Whenever a line in the entries includes the word "ведьма", copy that line out.

---------- Data ----------

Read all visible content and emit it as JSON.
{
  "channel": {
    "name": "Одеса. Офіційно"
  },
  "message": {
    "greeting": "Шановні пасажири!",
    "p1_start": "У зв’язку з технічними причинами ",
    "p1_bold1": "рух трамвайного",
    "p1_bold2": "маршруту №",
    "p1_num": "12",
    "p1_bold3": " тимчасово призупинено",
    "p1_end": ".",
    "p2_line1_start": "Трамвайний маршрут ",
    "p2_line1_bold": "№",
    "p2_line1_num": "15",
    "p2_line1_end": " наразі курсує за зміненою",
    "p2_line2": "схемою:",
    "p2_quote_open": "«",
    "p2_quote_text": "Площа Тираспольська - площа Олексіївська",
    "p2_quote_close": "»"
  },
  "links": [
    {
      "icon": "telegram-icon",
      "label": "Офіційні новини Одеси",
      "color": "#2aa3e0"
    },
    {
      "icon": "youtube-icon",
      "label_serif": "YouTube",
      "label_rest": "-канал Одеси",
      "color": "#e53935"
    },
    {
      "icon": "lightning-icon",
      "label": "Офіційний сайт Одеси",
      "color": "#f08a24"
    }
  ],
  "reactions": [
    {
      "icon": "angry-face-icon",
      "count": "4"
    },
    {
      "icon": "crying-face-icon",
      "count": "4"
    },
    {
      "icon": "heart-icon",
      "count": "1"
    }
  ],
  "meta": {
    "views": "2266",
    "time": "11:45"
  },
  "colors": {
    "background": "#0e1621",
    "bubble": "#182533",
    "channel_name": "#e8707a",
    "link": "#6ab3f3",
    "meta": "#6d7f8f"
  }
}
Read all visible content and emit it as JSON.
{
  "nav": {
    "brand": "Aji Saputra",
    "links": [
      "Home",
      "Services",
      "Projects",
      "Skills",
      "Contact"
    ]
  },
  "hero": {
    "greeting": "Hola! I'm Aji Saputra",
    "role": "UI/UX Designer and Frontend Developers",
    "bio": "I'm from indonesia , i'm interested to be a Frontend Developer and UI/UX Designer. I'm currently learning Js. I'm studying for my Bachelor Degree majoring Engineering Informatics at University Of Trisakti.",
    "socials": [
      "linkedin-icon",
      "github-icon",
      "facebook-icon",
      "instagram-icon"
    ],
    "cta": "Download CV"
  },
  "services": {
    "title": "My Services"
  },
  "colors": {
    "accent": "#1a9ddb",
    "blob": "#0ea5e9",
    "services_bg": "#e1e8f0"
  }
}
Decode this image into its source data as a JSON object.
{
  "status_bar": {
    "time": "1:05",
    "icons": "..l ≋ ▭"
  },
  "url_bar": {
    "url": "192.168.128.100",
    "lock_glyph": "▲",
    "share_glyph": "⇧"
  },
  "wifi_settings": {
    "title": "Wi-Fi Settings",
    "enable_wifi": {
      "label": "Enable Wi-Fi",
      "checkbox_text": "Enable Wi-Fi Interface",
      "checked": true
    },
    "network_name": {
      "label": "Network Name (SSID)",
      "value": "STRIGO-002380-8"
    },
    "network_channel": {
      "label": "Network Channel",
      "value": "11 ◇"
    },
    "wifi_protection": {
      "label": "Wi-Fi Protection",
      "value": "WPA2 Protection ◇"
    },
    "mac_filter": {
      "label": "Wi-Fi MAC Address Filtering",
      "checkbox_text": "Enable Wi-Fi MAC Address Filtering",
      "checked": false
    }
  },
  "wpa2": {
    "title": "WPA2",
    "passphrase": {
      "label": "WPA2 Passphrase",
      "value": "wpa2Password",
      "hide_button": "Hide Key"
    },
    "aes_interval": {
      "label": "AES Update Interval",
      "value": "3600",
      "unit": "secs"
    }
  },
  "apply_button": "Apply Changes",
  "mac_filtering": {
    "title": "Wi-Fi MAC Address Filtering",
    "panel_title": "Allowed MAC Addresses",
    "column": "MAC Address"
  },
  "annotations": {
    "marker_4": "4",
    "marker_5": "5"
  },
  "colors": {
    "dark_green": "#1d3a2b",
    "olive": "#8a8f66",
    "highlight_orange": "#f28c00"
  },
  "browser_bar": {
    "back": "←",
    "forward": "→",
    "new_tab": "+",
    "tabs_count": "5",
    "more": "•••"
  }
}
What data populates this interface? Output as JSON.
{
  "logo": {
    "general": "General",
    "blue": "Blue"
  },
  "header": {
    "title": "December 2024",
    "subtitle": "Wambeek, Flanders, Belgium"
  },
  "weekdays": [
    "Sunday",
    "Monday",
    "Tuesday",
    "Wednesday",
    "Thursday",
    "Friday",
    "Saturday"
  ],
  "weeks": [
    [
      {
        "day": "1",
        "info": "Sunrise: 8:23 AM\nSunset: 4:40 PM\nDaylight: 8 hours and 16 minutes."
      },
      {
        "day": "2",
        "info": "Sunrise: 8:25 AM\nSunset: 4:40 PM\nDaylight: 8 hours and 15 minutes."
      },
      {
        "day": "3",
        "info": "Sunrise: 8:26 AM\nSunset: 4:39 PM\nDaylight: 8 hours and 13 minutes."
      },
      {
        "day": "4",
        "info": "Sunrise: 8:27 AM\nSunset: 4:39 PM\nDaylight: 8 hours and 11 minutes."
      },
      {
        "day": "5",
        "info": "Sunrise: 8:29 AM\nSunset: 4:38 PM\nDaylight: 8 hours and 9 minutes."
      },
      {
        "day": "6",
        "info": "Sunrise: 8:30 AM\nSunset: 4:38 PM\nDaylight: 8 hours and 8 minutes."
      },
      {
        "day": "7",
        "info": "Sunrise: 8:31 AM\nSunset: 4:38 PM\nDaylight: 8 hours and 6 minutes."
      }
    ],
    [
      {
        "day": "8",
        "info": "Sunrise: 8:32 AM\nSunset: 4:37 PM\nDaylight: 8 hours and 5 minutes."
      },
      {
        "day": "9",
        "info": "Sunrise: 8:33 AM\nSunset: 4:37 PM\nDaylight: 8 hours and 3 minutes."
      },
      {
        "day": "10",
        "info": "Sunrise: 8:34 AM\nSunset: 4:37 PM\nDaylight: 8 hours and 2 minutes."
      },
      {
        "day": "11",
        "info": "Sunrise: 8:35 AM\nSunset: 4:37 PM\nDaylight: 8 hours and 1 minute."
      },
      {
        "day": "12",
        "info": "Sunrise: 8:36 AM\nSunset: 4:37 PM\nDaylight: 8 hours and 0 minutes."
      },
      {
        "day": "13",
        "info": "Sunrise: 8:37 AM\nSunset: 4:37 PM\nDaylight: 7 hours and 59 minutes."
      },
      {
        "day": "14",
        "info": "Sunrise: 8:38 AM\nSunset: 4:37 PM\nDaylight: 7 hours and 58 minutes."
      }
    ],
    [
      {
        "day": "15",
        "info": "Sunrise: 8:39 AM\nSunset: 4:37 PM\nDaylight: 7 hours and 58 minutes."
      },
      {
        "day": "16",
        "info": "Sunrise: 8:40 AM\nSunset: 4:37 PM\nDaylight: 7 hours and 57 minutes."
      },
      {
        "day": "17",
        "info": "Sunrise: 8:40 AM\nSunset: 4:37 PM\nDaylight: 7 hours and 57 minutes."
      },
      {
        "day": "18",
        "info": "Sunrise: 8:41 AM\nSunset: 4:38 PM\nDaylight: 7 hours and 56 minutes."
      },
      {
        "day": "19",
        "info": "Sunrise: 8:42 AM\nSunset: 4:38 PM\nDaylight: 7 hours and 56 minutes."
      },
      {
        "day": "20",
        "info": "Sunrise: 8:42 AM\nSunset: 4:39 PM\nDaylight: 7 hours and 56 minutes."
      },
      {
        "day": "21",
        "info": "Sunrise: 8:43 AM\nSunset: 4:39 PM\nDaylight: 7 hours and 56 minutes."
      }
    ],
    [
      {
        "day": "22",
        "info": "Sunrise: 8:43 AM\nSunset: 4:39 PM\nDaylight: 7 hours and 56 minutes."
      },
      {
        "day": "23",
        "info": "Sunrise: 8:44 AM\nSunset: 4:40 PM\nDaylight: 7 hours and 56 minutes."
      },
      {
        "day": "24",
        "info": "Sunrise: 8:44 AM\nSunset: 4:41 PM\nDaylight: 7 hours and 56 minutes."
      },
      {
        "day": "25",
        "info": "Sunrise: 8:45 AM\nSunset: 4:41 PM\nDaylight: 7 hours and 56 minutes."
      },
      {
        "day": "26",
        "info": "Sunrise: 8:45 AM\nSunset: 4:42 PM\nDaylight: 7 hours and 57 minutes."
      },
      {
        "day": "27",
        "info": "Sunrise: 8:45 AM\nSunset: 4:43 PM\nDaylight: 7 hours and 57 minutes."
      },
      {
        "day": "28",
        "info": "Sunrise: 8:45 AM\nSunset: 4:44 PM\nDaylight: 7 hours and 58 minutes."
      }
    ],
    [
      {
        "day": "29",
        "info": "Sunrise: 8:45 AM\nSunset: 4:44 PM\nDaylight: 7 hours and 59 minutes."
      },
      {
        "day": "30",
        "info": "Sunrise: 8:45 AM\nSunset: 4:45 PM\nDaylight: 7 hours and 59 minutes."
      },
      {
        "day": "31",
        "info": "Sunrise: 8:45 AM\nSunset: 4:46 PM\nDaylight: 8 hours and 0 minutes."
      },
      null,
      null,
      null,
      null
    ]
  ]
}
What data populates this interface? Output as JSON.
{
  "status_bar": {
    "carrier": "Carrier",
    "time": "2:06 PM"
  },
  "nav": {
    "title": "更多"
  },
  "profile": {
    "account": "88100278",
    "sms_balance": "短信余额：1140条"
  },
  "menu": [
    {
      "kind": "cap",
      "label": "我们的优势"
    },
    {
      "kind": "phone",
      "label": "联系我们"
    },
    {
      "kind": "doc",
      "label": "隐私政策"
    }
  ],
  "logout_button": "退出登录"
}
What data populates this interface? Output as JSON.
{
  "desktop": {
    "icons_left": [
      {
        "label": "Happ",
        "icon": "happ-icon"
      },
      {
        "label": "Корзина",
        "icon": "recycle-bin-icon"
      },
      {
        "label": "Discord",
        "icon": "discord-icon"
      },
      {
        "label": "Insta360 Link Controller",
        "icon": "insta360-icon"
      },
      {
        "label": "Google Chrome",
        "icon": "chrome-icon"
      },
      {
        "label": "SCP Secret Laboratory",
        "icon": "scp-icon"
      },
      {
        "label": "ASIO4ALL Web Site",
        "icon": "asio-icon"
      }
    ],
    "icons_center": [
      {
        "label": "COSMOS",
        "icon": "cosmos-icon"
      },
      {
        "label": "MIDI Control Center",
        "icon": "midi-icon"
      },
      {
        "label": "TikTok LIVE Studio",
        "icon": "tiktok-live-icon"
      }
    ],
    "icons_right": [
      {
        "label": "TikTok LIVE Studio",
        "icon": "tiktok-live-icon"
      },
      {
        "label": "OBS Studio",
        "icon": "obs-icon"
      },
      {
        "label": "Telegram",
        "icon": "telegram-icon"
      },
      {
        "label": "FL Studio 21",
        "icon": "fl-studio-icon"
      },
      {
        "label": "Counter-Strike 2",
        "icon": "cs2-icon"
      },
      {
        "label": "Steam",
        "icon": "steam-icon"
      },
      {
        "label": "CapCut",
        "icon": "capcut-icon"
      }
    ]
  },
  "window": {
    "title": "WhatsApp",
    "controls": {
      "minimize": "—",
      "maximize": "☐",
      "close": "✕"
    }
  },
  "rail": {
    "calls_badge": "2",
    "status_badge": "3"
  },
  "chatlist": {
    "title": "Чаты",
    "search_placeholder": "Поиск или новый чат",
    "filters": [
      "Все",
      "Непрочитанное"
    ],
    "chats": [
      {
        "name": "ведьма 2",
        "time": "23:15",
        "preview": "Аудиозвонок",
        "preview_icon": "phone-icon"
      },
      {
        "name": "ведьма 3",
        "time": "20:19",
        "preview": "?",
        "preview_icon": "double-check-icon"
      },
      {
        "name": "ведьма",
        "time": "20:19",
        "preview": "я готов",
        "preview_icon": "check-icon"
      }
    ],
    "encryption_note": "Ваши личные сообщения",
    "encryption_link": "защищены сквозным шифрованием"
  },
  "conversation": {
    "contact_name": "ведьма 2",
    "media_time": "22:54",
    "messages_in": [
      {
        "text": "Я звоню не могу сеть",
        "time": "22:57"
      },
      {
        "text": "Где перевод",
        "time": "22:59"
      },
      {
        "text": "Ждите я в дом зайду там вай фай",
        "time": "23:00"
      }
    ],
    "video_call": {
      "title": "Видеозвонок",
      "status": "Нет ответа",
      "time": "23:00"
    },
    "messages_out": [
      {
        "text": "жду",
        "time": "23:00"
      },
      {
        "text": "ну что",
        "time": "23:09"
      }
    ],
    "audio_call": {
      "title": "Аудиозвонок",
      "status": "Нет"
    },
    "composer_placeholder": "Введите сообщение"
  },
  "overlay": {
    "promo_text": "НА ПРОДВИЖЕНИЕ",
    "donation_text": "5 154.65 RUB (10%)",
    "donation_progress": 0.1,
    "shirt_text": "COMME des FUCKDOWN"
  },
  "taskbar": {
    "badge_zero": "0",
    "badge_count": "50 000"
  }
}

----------

• [Solution to this task]
        "name": "ведьма 2",
        "name": "ведьма 3",
        "name": "ведьма",
    "contact_name": "ведьма 2",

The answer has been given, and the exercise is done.